- 54. Kolb DA. Experiential learning: Experience as the source of learning and development. FT press; 2014.
- 55. Kramer RM, Brewer MB, Hanna BA. Collective trust and collective action. Trust Organ Front Theory Res. 1996; 357–389.
- 56. Rothstein B. Trust, social dilemmas and collective memories. J Theor Polit. 2000;12: 477–501.
- 57. Poteete AR, Janssen MA, Ostrom E. Working together: collective action, the commons, and multiple methods in practice. Princeton University Press; 2010.
- 58. Tajfel H. Social psychology of intergroup relations. Annu Rev Psychol. 1982;33: 1–39.
- 59. Kopelman S, Weber JM, Messick DM. Factors influencing cooperation in commons dilemmas: A review of experimental psychological research. Drama Commons. 2002; 113–156.
- 60. Sweller J. Cognitive load during problem solving: Effects on learning. Cogn Sci. 1988;12: 257–285.
- 61. Vytal KE, Cornwell BR, Arkin NE, Letkiewicz AM, Grillon C. The complex interaction between anxiety and cognition: insight from spatial and verbal working memory. Front Hum Neurosci. 2013;7: 93. pmid:23542914
- 62. Janssen MA, Anderies JM, Cardenas J-C. Head-enders as stationary bandits in asymmetric commons: Comparing irrigation experiments in the laboratory and the field. Ecol Econ. 2011;70: 1590–1598.
- 63. Rawls J. A theory of justice. Harvard university press; 2009.

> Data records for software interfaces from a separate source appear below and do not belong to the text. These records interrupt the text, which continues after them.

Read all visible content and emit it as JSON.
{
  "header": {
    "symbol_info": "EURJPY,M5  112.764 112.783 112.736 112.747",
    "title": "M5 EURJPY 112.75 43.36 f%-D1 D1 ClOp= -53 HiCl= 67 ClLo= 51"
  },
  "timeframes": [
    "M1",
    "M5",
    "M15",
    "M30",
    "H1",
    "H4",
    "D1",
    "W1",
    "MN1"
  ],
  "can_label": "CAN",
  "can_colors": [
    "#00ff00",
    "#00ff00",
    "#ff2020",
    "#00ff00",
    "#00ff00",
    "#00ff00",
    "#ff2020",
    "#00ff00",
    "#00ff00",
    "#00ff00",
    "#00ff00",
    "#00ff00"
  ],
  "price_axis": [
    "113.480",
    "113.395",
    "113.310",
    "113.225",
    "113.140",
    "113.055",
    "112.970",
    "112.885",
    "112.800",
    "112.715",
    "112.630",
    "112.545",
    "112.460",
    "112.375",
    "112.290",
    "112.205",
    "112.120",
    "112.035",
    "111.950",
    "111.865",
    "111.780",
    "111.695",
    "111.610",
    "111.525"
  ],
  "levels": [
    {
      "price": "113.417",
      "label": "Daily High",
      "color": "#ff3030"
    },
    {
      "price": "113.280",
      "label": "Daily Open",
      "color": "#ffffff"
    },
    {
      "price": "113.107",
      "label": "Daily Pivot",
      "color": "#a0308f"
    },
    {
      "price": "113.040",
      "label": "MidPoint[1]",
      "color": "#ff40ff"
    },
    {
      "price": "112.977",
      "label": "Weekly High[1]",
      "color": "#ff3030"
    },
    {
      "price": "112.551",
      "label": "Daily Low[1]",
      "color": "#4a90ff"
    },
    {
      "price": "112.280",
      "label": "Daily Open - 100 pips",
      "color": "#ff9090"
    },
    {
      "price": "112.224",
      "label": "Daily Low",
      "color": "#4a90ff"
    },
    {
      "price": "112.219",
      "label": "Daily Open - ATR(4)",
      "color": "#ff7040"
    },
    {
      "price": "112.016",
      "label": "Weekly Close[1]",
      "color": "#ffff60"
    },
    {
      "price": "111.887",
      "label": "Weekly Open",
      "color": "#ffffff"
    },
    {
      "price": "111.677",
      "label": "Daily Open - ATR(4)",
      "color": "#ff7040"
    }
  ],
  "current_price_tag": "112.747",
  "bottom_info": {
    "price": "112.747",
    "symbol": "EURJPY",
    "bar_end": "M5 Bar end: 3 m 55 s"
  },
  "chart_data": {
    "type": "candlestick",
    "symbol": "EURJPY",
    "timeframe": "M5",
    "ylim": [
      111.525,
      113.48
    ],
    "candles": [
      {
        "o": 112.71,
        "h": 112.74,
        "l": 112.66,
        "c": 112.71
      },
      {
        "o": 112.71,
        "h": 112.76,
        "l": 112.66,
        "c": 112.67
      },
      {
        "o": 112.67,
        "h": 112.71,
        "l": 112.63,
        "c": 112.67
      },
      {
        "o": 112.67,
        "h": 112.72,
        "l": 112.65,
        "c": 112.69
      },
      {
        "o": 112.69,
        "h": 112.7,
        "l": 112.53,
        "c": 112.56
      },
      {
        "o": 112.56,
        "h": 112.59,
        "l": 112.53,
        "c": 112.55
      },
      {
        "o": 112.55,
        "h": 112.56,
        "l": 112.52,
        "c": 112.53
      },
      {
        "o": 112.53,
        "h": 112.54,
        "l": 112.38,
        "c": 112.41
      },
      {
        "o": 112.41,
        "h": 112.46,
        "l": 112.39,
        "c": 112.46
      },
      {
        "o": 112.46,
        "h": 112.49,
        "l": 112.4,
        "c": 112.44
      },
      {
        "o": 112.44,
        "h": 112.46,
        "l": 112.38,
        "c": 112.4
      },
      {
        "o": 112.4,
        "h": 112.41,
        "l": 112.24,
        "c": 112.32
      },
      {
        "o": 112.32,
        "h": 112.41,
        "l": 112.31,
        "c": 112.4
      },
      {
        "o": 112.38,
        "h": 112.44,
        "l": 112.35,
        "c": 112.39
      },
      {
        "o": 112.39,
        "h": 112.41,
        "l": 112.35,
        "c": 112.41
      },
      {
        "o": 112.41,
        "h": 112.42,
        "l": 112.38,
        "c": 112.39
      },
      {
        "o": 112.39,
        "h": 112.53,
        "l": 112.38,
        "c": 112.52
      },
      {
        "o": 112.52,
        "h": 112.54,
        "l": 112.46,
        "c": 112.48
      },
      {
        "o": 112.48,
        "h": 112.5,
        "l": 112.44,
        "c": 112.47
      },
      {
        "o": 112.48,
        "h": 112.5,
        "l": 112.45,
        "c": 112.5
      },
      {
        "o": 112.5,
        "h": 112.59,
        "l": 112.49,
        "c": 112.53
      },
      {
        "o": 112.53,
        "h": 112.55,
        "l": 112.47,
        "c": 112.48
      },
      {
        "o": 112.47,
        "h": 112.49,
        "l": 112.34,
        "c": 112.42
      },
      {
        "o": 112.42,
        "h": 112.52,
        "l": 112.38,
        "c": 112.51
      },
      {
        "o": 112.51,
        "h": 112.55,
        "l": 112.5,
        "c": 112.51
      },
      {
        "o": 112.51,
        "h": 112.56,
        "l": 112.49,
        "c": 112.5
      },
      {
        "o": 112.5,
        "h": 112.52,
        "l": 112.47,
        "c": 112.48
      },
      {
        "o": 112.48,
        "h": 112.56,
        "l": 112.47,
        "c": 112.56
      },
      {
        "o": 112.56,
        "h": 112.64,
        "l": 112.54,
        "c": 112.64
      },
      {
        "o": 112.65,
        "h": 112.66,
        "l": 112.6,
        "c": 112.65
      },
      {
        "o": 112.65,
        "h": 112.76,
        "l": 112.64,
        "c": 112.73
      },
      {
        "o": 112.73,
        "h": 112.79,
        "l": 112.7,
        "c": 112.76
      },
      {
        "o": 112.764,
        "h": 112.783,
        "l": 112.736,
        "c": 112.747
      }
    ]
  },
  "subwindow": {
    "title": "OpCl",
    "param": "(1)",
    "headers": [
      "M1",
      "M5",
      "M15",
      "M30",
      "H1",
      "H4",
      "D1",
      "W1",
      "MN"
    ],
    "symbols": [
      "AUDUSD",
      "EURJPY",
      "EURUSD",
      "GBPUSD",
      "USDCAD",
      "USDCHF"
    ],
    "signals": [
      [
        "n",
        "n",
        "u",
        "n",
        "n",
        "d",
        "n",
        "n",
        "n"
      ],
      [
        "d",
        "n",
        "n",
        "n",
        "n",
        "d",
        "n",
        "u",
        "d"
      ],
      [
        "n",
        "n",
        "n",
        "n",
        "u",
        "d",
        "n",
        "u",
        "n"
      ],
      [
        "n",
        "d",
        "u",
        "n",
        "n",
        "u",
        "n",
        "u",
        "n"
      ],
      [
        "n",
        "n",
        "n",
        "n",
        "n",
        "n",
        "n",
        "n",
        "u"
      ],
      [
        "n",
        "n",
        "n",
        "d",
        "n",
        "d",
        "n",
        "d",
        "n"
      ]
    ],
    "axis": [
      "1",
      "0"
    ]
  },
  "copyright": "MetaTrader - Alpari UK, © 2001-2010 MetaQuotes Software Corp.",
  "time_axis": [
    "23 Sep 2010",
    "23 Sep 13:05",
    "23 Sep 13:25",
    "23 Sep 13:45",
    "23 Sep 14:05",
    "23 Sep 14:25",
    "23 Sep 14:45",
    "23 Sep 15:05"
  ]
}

- 64. Shank DB, Kashima Y, Peters K, Li Y, Robins G, Kirley M. Norm talk and human cooperation: Can we talk ourselves into cooperation? J Pers Soc Psychol. 2019;117: 99–123. pmid:30475008